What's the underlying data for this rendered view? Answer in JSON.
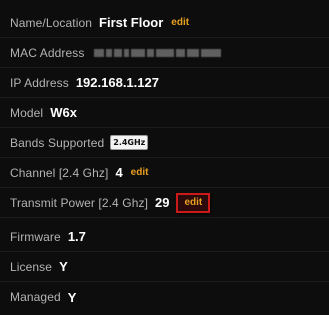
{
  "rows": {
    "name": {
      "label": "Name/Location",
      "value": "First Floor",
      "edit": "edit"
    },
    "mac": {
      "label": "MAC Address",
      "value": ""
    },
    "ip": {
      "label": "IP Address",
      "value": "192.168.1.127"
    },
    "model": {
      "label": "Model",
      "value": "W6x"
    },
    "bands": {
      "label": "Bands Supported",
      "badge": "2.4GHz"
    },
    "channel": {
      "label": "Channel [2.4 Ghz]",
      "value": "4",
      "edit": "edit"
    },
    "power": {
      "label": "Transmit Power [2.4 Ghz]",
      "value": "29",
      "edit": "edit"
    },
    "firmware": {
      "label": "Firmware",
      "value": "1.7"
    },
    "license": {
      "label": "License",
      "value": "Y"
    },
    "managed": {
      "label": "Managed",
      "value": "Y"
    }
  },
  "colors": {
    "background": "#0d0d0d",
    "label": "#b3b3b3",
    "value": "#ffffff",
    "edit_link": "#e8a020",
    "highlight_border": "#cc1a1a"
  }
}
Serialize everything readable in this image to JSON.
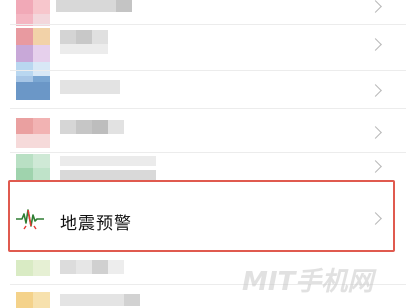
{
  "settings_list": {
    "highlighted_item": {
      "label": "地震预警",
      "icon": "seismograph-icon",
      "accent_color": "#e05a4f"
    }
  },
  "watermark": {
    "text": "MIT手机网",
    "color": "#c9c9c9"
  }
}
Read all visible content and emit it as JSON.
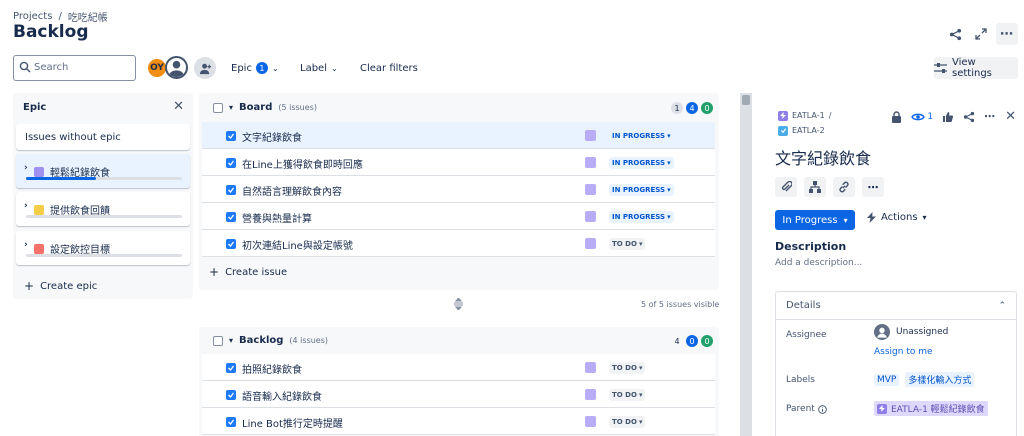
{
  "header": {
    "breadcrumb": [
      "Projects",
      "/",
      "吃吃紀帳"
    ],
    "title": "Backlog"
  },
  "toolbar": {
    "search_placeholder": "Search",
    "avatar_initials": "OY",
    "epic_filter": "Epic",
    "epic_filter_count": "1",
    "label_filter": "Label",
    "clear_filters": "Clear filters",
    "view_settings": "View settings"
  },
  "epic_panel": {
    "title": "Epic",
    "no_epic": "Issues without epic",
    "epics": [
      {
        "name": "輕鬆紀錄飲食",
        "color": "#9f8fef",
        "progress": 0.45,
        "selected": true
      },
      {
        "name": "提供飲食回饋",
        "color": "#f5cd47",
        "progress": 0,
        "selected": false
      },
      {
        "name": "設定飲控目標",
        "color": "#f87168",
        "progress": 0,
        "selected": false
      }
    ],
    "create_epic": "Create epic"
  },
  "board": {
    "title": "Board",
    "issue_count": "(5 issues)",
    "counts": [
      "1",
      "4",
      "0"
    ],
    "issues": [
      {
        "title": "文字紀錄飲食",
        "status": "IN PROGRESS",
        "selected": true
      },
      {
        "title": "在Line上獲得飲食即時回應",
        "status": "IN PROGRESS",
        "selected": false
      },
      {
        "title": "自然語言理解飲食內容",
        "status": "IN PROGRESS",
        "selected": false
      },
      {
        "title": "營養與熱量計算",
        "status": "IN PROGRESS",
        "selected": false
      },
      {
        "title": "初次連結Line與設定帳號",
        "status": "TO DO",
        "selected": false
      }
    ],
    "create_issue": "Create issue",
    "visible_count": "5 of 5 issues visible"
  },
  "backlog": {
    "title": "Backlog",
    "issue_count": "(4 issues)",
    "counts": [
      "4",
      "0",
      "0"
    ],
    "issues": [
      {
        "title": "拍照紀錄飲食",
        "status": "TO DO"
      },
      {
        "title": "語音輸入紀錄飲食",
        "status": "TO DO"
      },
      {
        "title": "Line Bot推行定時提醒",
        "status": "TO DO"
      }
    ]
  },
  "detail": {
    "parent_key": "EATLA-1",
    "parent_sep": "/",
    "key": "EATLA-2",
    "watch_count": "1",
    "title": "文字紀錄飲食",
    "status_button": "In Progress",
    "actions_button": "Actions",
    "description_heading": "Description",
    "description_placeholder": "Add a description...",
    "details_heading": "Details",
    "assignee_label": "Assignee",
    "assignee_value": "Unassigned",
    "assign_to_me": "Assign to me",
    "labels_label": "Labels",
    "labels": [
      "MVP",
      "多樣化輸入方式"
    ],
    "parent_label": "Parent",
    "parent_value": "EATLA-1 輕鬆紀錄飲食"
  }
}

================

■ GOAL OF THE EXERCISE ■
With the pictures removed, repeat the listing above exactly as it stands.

■ WRITTEN RESPONSE ■
What's the underlying data for this rendered view? Answer in JSON.
{
  "rows": {
    "name": {
      "label": "Name/Location",
      "value": "First Floor",
      "edit": "edit"
    },
    "mac": {
      "label": "MAC Address",
      "value": ""
    },
    "ip": {
      "label": "IP Address",
      "value": "192.168.1.127"
    },
    "model": {
      "label": "Model",
      "value": "W6x"
    },
    "bands": {
      "label": "Bands Supported",
      "badge": "2.4GHz"
    },
    "channel": {
      "label": "Channel [2.4 Ghz]",
      "value": "4",
      "edit": "edit"
    },
    "power": {
      "label": "Transmit Power [2.4 Ghz]",
      "value": "29",
      "edit": "edit"
    },
    "firmware": {
      "label": "Firmware",
      "value": "1.7"
    },
    "license": {
      "label": "License",
      "value": "Y"
    },
    "managed": {
      "label": "Managed",
      "value": "Y"
    }
  },
  "colors": {
    "background": "#0d0d0d",
    "label": "#b3b3b3",
    "value": "#ffffff",
    "edit_link": "#e8a020",
    "highlight_border": "#cc1a1a"
  }
}
Serialize everything readable in this image to JSON.
{
  "settings_list": {
    "highlighted_item": {
      "label": "地震预警",
      "icon": "seismograph-icon",
      "accent_color": "#e05a4f"
    }
  },
  "watermark": {
    "text": "MIT手机网",
    "color": "#c9c9c9"
  }
}
Read all visible content and emit it as JSON.
{
  "header": {
    "breadcrumb": [
      "Projects",
      "/",
      "吃吃紀帳"
    ],
    "title": "Backlog"
  },
  "toolbar": {
    "search_placeholder": "Search",
    "avatar_initials": "OY",
    "epic_filter": "Epic",
    "epic_filter_count": "1",
    "label_filter": "Label",
    "clear_filters": "Clear filters",
    "view_settings": "View settings"
  },
  "epic_panel": {
    "title": "Epic",
    "no_epic": "Issues without epic",
    "epics": [
      {
        "name": "輕鬆紀錄飲食",
        "color": "#9f8fef",
        "progress": 0.45,
        "selected": true
      },
      {
        "name": "提供飲食回饋",
        "color": "#f5cd47",
        "progress": 0,
        "selected": false
      },
      {
        "name": "設定飲控目標",
        "color": "#f87168",
        "progress": 0,
        "selected": false
      }
    ],
    "create_epic": "Create epic"
  },
  "board": {
    "title": "Board",
    "issue_count": "(5 issues)",
    "counts": [
      "1",
      "4",
      "0"
    ],
    "issues": [
      {
        "title": "文字紀錄飲食",
        "status": "IN PROGRESS",
        "selected": true
      },
      {
        "title": "在Line上獲得飲食即時回應",
        "status": "IN PROGRESS",
        "selected": false
      },
      {
        "title": "自然語言理解飲食內容",
        "status": "IN PROGRESS",
        "selected": false
      },
      {
        "title": "營養與熱量計算",
        "status": "IN PROGRESS",
        "selected": false
      },
      {
        "title": "初次連結Line與設定帳號",
        "status": "TO DO",
        "selected": false
      }
    ],
    "create_issue": "Create issue",
    "visible_count": "5 of 5 issues visible"
  },
  "backlog": {
    "title": "Backlog",
    "issue_count": "(4 issues)",
    "counts": [
      "4",
      "0",
      "0"
    ],
    "issues": [
      {
        "title": "拍照紀錄飲食",
        "status": "TO DO"
      },
      {
        "title": "語音輸入紀錄飲食",
        "status": "TO DO"
      },
      {
        "title": "Line Bot推行定時提醒",
        "status": "TO DO"
      }
    ]
  },
  "detail": {
    "parent_key": "EATLA-1",
    "parent_sep": "/",
    "key": "EATLA-2",
    "watch_count": "1",
    "title": "文字紀錄飲食",
    "status_button": "In Progress",
    "actions_button": "Actions",
    "description_heading": "Description",
    "description_placeholder": "Add a description...",
    "details_heading": "Details",
    "assignee_label": "Assignee",
    "assignee_value": "Unassigned",
    "assign_to_me": "Assign to me",
    "labels_label": "Labels",
    "labels": [
      "MVP",
      "多樣化輸入方式"
    ],
    "parent_label": "Parent",
    "parent_value": "EATLA-1 輕鬆紀錄飲食"
  }
}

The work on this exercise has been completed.